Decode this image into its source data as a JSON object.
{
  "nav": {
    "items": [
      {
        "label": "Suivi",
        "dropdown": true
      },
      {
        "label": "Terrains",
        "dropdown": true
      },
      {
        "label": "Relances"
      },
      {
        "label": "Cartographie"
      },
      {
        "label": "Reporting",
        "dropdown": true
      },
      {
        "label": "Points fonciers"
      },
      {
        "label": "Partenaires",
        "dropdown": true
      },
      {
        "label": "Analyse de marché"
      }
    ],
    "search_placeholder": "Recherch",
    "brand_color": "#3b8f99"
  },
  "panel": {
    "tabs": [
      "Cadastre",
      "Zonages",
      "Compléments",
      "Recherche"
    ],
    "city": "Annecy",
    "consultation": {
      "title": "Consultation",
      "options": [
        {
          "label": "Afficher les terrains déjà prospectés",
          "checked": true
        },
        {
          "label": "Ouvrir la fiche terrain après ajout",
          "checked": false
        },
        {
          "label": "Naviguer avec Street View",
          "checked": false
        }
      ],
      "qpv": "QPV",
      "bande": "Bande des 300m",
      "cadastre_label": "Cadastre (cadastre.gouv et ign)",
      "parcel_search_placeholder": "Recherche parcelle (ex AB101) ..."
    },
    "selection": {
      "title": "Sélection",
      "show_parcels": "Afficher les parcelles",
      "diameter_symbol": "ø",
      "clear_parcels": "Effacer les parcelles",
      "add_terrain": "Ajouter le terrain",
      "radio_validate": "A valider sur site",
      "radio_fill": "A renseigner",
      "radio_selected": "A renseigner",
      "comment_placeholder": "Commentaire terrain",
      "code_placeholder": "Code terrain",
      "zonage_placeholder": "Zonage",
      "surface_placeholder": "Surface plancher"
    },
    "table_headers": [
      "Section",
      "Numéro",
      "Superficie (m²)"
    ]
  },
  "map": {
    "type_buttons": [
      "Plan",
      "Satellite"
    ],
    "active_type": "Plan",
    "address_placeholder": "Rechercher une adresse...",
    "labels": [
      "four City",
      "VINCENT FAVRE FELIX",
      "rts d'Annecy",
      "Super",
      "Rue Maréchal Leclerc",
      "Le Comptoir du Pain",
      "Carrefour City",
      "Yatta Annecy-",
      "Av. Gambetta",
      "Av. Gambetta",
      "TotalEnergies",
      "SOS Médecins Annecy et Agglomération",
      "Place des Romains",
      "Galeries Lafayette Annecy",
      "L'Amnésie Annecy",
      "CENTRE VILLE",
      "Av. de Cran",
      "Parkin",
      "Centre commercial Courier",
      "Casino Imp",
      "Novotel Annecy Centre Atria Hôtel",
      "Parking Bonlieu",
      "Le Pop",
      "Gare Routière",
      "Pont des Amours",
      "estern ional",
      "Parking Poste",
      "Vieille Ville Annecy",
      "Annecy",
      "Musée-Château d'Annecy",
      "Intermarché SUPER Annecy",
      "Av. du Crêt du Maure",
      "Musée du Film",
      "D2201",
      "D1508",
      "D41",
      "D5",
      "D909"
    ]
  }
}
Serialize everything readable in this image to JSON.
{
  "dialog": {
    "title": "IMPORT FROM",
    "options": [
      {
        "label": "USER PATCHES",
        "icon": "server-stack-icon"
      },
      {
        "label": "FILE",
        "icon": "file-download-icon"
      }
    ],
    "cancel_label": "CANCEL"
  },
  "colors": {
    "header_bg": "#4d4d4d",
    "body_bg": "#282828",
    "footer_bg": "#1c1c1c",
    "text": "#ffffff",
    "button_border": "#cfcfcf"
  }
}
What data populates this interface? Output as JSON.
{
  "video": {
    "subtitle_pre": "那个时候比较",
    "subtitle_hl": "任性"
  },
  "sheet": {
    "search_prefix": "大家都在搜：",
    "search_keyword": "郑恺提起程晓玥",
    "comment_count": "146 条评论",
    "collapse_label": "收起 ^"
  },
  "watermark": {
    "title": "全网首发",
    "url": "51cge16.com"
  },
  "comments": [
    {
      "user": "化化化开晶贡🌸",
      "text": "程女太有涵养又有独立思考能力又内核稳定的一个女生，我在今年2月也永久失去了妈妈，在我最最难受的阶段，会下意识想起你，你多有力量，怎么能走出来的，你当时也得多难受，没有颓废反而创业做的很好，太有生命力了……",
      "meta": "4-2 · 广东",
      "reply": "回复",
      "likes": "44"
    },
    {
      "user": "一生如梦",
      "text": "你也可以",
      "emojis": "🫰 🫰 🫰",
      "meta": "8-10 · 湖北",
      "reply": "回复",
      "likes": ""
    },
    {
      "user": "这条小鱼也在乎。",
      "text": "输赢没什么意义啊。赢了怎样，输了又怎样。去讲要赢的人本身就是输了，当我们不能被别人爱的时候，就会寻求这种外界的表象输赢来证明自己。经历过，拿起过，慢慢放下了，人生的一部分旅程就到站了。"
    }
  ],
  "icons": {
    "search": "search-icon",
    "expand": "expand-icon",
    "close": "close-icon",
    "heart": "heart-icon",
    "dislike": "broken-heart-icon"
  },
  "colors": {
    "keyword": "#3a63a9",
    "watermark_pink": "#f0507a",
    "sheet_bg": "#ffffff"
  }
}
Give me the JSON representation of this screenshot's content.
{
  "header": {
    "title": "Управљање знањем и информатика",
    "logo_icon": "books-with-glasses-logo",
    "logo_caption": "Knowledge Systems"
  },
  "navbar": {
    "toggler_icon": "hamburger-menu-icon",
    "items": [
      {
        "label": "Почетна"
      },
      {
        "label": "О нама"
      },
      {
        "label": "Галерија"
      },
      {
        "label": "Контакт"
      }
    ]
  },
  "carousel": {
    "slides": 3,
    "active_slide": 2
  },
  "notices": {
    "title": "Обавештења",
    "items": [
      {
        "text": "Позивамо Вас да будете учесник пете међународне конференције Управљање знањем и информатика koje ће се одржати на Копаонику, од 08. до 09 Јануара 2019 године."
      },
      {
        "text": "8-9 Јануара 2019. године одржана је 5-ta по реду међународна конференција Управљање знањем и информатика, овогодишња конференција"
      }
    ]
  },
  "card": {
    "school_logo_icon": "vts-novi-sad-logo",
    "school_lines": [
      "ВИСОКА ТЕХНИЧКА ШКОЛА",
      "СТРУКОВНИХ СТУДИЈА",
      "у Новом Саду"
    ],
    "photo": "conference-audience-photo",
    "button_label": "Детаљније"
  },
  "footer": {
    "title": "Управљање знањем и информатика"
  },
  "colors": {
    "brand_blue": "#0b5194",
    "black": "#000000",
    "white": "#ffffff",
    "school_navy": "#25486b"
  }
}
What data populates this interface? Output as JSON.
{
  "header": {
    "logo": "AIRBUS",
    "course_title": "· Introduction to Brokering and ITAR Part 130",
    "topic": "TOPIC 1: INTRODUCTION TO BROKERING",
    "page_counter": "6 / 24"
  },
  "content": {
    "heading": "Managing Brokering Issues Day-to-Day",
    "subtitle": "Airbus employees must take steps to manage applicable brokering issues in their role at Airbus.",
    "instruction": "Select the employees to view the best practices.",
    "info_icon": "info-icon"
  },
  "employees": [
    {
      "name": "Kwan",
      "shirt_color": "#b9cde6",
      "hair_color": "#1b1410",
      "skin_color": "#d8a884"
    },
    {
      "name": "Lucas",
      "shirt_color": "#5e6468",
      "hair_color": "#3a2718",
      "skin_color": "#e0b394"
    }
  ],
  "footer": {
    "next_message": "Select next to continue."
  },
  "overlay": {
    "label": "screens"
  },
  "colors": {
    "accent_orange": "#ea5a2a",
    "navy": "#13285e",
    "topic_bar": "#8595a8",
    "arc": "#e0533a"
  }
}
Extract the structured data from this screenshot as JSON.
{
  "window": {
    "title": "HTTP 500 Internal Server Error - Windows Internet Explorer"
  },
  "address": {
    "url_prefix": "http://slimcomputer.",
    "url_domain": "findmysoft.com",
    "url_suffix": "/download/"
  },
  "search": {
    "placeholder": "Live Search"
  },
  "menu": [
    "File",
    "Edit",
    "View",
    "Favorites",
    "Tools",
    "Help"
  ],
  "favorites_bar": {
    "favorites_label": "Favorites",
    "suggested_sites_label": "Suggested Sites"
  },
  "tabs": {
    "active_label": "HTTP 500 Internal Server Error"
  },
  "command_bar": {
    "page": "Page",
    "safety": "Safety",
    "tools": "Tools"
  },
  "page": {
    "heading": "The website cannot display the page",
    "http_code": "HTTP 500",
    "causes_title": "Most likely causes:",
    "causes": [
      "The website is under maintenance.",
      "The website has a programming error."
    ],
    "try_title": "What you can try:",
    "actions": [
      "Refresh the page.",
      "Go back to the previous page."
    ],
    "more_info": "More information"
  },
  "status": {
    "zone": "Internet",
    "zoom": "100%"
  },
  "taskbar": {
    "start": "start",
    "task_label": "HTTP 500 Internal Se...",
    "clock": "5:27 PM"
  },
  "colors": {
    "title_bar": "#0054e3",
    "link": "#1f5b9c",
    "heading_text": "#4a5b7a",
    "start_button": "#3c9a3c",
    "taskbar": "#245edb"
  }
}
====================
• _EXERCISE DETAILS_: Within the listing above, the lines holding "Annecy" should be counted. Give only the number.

• _SOLUTION FOR THIS TASK_: 11